If you’re a mother, trying to conceive a child, or have ever been pregnant than chances are you’ve joined a group online geared towards other women going through the same thing. In 2018, our online social life seems like it’s just as full, if not fuller than our daily “in real life” interactions. This is especially true for some mothers who are with their children all day but seek out adult interaction. I get it, I totally do. So it makes sense that easy solution would be to join a “mom group” on Facebook to talk with other adults in the same life space.
Well, I’m here to tell you why mom groups are the scariest place on the internet.
Lets face it, mothers are in a pretty vulnerable state regardless of what they will tell you. We’re constantly wondering if we’re screwing everything up, working towards finding that perfect balance in life, and worried about XYZ that’s going on with ourselves, our spouses, or our kids. Every single person is fighting their own battle and dealing with whatever they have going on in their personal life. Women (specifically mothers) tend to seek reassurance and advice and don’t always have the desire / resources to talk to friends or family. Sometimes they want unbiased advice or strangers to vent too.
This leads them to mom groups.
There are hundreds of thousands of these groups on Facebook alone. Ranging from local ones in your area with just a small number of members to large groups with thousands of members. There are even mom groups centered around certain Podcasts I listen too. If a lot of women enjoy it, there is probably a mom group online associated with it.
So now you have a wild number of groups that multiple women are posting too asking for advice, venting, or sharing stories. Tons of posts with tons of comments in response.
It all sounds great and supportive but is it?
Sometimes, maybe. Most of the time, not really.
I’ve seen some of the scariest things happen in these groups. I’ve seen women post venting about a job and then someone screenshots that post and sends it to the employer. This ended in a job loss. I’ve seen the same thing happen when women post about their husbands. This ended in physical abuse. I think we’ve all seen ungodly amounts of bad medical advice including dosages of medications that are unsafe and diagnoses that are wrong. We are not doctors and the internet should never be used in place of a doctor, duh! I’ve even seen a murder. Yes, you’ve read that right. I can’t get into details but I assure you it’s horrific.
Mothers are passionate. Women are passionate. When we get behind a computer screen sometimes that passion flies off the hinges into heated keyboard warrior arguments and adds unnecessary stress and drama in our lives. It seems that most of the times in these mom groups, it’s literally impossible to agree to disagree.
We also have a horrible habit of comparing ourselves and our kids to other people online. We have to remember that what people share is often their highlight reel and every kid is going to do things at their own pace. So if you’re getting down on yourself after seeing what other parents / kids are doing or not doing, try to not to compare. You’ll drive yourself crazy.

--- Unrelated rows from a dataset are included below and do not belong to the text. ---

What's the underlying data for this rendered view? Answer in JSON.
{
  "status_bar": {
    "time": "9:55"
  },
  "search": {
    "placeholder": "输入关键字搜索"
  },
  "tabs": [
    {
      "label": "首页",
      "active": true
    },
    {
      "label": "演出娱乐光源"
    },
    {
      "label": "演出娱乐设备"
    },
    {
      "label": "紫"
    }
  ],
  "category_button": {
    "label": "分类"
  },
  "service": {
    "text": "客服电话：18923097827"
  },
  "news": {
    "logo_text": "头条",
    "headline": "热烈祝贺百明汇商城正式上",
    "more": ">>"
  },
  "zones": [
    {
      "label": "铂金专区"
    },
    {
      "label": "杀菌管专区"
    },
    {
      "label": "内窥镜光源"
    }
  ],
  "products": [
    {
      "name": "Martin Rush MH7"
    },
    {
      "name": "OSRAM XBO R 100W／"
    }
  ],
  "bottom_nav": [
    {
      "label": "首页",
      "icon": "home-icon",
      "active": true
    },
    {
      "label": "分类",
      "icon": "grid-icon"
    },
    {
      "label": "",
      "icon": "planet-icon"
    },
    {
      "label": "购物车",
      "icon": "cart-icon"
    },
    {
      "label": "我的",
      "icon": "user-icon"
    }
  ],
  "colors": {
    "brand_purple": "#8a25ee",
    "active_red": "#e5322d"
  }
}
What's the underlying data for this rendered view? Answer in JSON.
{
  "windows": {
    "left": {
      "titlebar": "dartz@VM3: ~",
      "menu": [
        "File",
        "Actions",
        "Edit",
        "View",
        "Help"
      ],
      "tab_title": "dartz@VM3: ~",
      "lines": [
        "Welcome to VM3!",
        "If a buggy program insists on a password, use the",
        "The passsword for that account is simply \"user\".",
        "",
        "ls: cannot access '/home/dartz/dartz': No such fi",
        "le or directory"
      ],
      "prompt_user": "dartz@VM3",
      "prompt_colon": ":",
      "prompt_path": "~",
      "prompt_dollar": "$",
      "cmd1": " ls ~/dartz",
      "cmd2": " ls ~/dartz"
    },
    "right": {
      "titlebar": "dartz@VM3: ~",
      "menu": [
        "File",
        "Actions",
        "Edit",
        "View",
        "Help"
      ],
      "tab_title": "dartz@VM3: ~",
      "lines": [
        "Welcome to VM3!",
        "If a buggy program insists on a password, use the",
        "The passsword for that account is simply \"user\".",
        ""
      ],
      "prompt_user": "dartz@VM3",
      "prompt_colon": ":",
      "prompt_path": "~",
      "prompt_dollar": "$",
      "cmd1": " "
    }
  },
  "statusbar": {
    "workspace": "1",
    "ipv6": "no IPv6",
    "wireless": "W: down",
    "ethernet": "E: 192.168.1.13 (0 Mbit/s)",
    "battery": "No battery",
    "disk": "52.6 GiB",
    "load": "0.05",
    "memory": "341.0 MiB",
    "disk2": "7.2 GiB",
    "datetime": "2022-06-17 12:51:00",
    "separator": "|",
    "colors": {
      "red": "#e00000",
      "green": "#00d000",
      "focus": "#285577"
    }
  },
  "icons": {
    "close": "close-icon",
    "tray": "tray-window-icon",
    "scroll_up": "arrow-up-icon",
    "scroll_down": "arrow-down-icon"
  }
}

In that past few months, I’ve removed myself from most mom groups. The ones that have the most members, the ones where I’ve witnessed the most judging, and the ones that cause me stress are off of my news feed. It’s been quite liberating and has made for a way better online experience. No more getting sucked into the rabbit hole of horrible mom groups and way less people trying to sell me things, yay!
If you follow these steps when it comes to your mom groups, I promise you’ll be happier.
- Call your pediatrician / doctor when it comes to anything medical. You don’t need the advice of strangers to worry you or give you incorrect information. We know you’re going to google the symptoms anyways and think you have cancer so let your doctor be the one to tell you the good news that you just have a bug bite.
- When you see a post that is totally out there roll your eyes, giggle a little to yourself, and just keep scrolling.
- Remove yourself from any group that is causing stress. Limit yourself to just one or two of the “good groups” but still be careful.
- Don’t post anything online that you’re not okay with the world seeing. Just because it’s in a group doesn’t mean it’s going to stay there. Post with the assumption that everyone is going to see it.
- Be yourself and don’t compare yourself and your kids to others.